That night I slept much longer than usual (8.3 hr) and woke up feeling unusually well-rested. Here is a graph that shows my sleep duration for that night and several preceding nights:

2009-10-25 sleep duration and animal fat

Sleeping 8.3 hours was less common than this graph may suggest. I’d moved back to Berkeley in January and from then until the miso soup had measured how long I slept on 130 nights. I’d slept more than 8.3 hours on 2 of them (2%). Even rarer was how energetic I felt the day after the miso soup.

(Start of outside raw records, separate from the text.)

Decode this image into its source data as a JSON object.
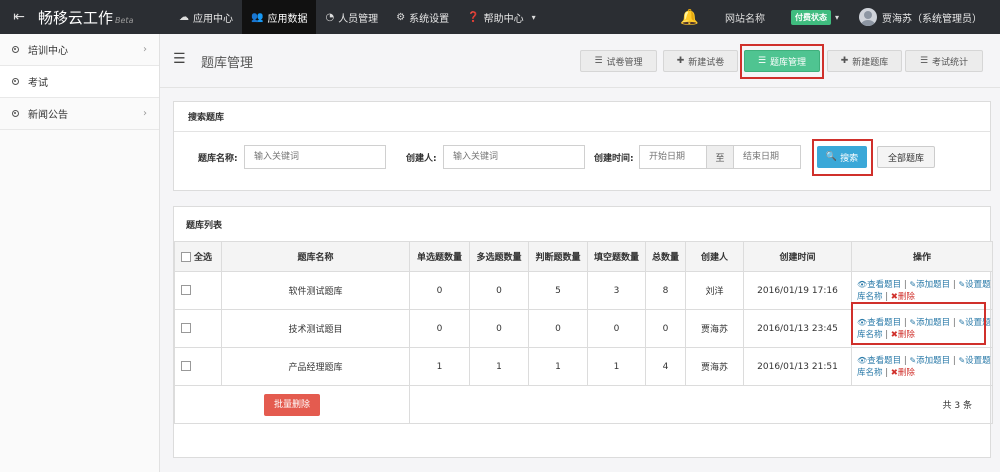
{
  "topbar": {
    "brand": "畅移云工作",
    "brand_suffix": "Beta",
    "nav": [
      {
        "label": "应用中心",
        "icon": "cloud-icon"
      },
      {
        "label": "应用数据",
        "icon": "users-icon",
        "active": true
      },
      {
        "label": "人员管理",
        "icon": "dashboard-icon"
      },
      {
        "label": "系统设置",
        "icon": "gears-icon"
      },
      {
        "label": "帮助中心",
        "icon": "question-icon",
        "has_caret": true
      }
    ],
    "site_name": "网站名称",
    "paid_status": "付费状态",
    "user": "贾海苏（系统管理员）"
  },
  "sidebar": {
    "items": [
      {
        "label": "培训中心",
        "has_arrow": true
      },
      {
        "label": "考试",
        "has_arrow": false,
        "active": true
      },
      {
        "label": "新闻公告",
        "has_arrow": true
      }
    ]
  },
  "page": {
    "title": "题库管理",
    "toolbar": [
      {
        "label": "试卷管理",
        "icon": "list-icon"
      },
      {
        "label": "新建试卷",
        "icon": "plus-icon"
      },
      {
        "label": "题库管理",
        "icon": "list-icon",
        "active": true
      },
      {
        "label": "新建题库",
        "icon": "plus-icon"
      },
      {
        "label": "考试统计",
        "icon": "list-icon"
      }
    ]
  },
  "search": {
    "title": "搜索题库",
    "name_label": "题库名称:",
    "name_placeholder": "输入关键词",
    "creator_label": "创建人:",
    "creator_placeholder": "输入关键词",
    "time_label": "创建时间:",
    "start_placeholder": "开始日期",
    "separator": "至",
    "end_placeholder": "结束日期",
    "search_button": "搜索",
    "all_button": "全部题库"
  },
  "list": {
    "title": "题库列表",
    "select_all": "全选",
    "columns": [
      "题库名称",
      "单选题数量",
      "多选题数量",
      "判断题数量",
      "填空题数量",
      "总数量",
      "创建人",
      "创建时间",
      "操作"
    ],
    "rows": [
      {
        "name": "软件测试题库",
        "single": "0",
        "multi": "0",
        "judge": "5",
        "fill": "3",
        "total": "8",
        "creator": "刘洋",
        "created": "2016/01/19 17:16"
      },
      {
        "name": "技术测试题目",
        "single": "0",
        "multi": "0",
        "judge": "0",
        "fill": "0",
        "total": "0",
        "creator": "贾海苏",
        "created": "2016/01/13 23:45"
      },
      {
        "name": "产品经理题库",
        "single": "1",
        "multi": "1",
        "judge": "1",
        "fill": "1",
        "total": "4",
        "creator": "贾海苏",
        "created": "2016/01/13 21:51"
      }
    ],
    "ops": {
      "view": "查看题目",
      "add": "添加题目",
      "set_name": "设置题库名称",
      "delete": "删除",
      "separator": "|"
    },
    "batch_delete": "批量删除",
    "total": "共 3 条"
  },
  "colors": {
    "topbar": "#2b2e33",
    "active_green": "#4fc491",
    "search_blue": "#3aa8d8",
    "danger_red": "#e45b4f",
    "highlight_red": "#d0302b",
    "link_blue": "#2a7aa8"
  }
}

I couldn’t quantify it, but it was very rare — once in 10 years?

Was it a coincidence — that on the very day I ate far more animal fat than usual I also slept much longer than usual and had much more energy than usual the next day? Or was it cause and effect? Here’s why the second explanation — which implies that for best health I need much more animal fat than I usually get — is plausible:

1. As Spector said, butchers cut the fat off meat. The odds that our Stone-Age ancestors, living when food was sometimes scarce, did the same thing: Zero. Perhaps our meat is unnaturally low in fat. If for a long time in our evolutionary past we ate a lot of animal fat it makes sense that our bodies would be shaped to work best with that much fat.

2. Many video games, which boys enjoy, resemble hunting. I think this reflects an evolutionary past in which men hunted. If so, for a long time humans ate meat. That they ate a lot of meat is suggested by the fact that when big game went extinct (probably due to hunting) human health got worse.

3. American culture demonizes animal fat. The conclusion that animal fat is bad rests on epidemiology. Once something becomes heavily recommended or discouraged, a big problem for epidemiologists arises: the people who follow the advice are likely to be different (e.g., more disciplined, better off) than those that don’t (the healthy-user bias). As I blogged yesterday, an example is vaccine effectiveness: Those who get vaccinated are different than those who don’t.

4. Fat tastes good. Which implies we need it. We like whipped cream, butter on toast, milk in tea, and so on. Butter vastly improves toast even with my nose clipped. Long ago, when this fat-pleasure connection evolved, dietary fat was mostly animal fat and fish oil.

All this makes it plausible that animal fat is good for us. That’s not surprising. Based on Weston Price’s observations plus these four arguments, I already believed this. Many people believe this. The interesting idea suggested by my data is the possibility of measuring its benefits quickly, by measuring brain function. My experience suggested that animal fat improves brain function quickly. Brain function is easier to measure than the functioning of other parts of the body. By measuring my sleep, my energy, or something else controlled by the brain, maybe I can figure out the optimal amount of animal fat. This is what happened with omega-3. The idea that omega-3 is good wasn’t new; the novelty was the ability to measure its benefits quickly. (At first I measured my balance, later other things controlled by the brain.) With a fast measure I could determine the optimal amount. It’s likely that what’s optimal for the brain is optimal for the rest of the body, just as all the electric appliances in your house work best with the same house current. If you figure out the best current for one appliance, you are probably simultaneously optimizing all of them.